Fear and Loathing on the Campaign Trail

by Hunter S. Thompson

Rating: ★★

Hunter S. Thompson's personal account of the 1972 presidential elections should have been insightful and entertaining. It's certainly an attempt at livening up political coverage. But the man appears to have absolutely no idea how to write a book.

First, I should point out that unless you actually lived through the 1972 election, and followed the Democratic primaries and the invisible primaries leading up to them, you will likely struggle with at least some of this book. If, like me, you're not even that familiar with this era of US politics, you're most likely going to be hopelessly lost. This is not so much a book as a series of Rolling Stone articles that Hunter wrote, usually past deadline, while covering the election for the magazine. Theoretically, a series of such articles could be edited into a book that captures the mood of the whole cycle. But it wasn't. Hunter's articles skip and slide across the whole damn election, refer obliquely to events that everyone at the time might have heard of, and are segmented mostly by the rough imposition of a monthly heading.

The result is a real mess. A slew of names and places, even the latter only vaguely familiar due to some prior understanding of the American electoral system. Hunter doesn't help any with his rambling, typically drug-focused asides. These are at least interesting, if sometimes very hard to believe, but their insertion into an already murky picture comes like a drop of mud. I don't find the slew of poisonous consumption Hunter aligns himself with to be a particularly appealing position, either.
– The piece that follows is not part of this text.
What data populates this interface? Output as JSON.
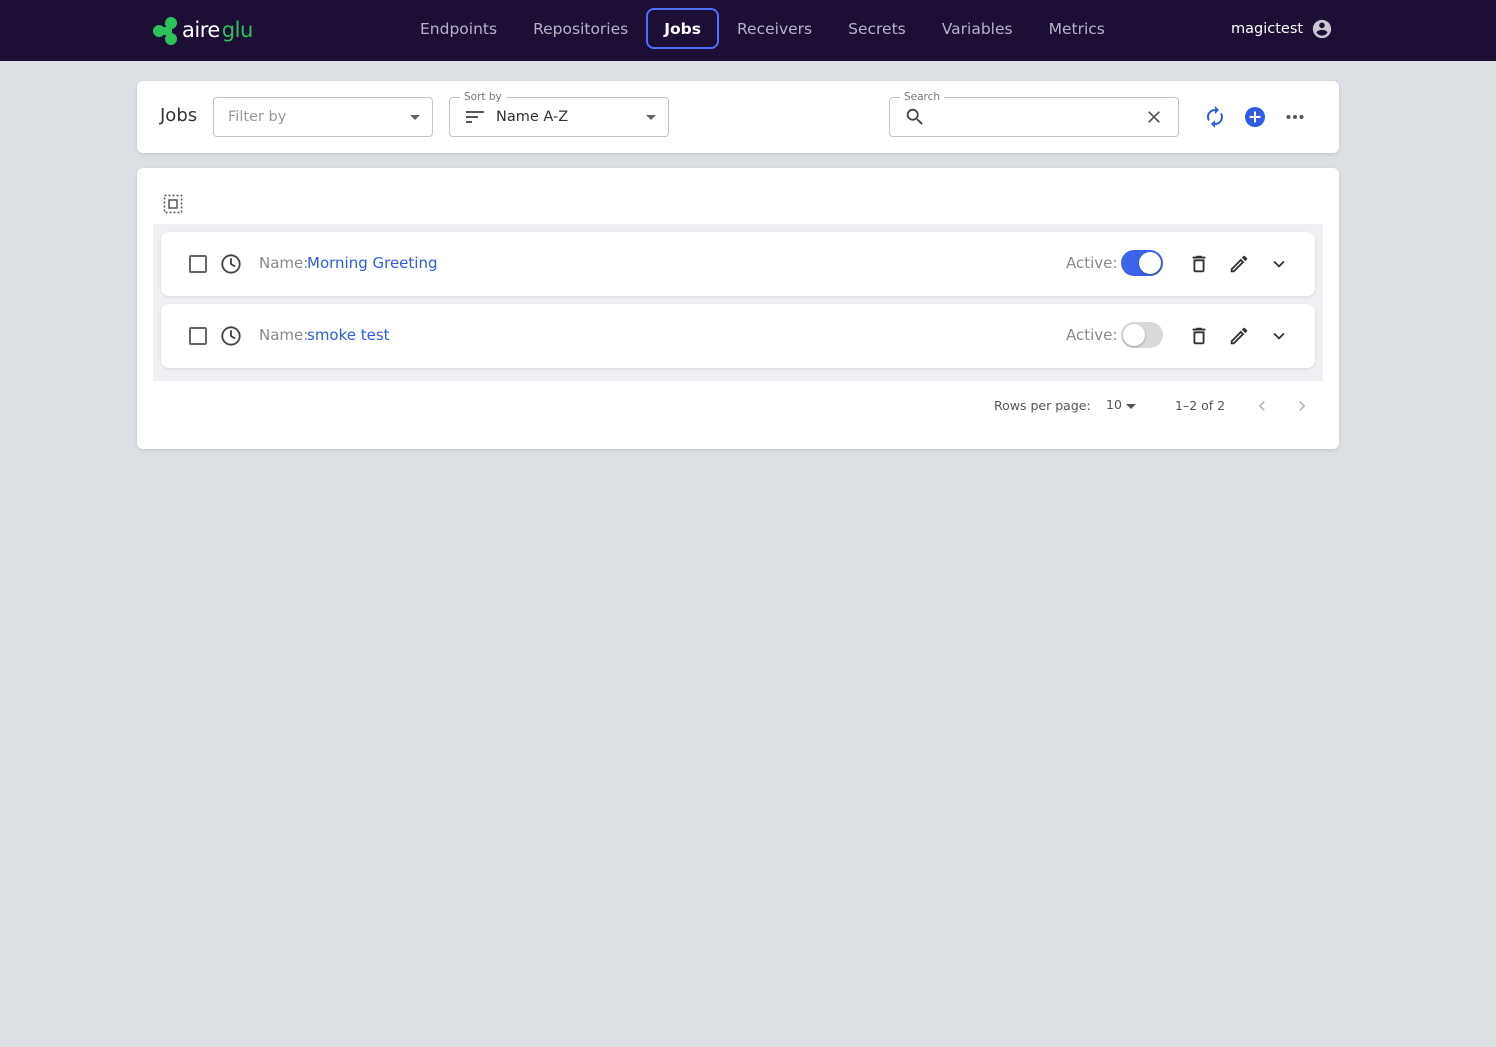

There is some insight in the book. Parts of the tale of George McGovern seem to foretell, on one hand, Donald Trump and on the other, Jeremy Corbyn. The author does understand the world he describes, even if he doesn't do it very well. Hunter can even be funny, over a few paragraphs. But on the whole, this isn't worth your time.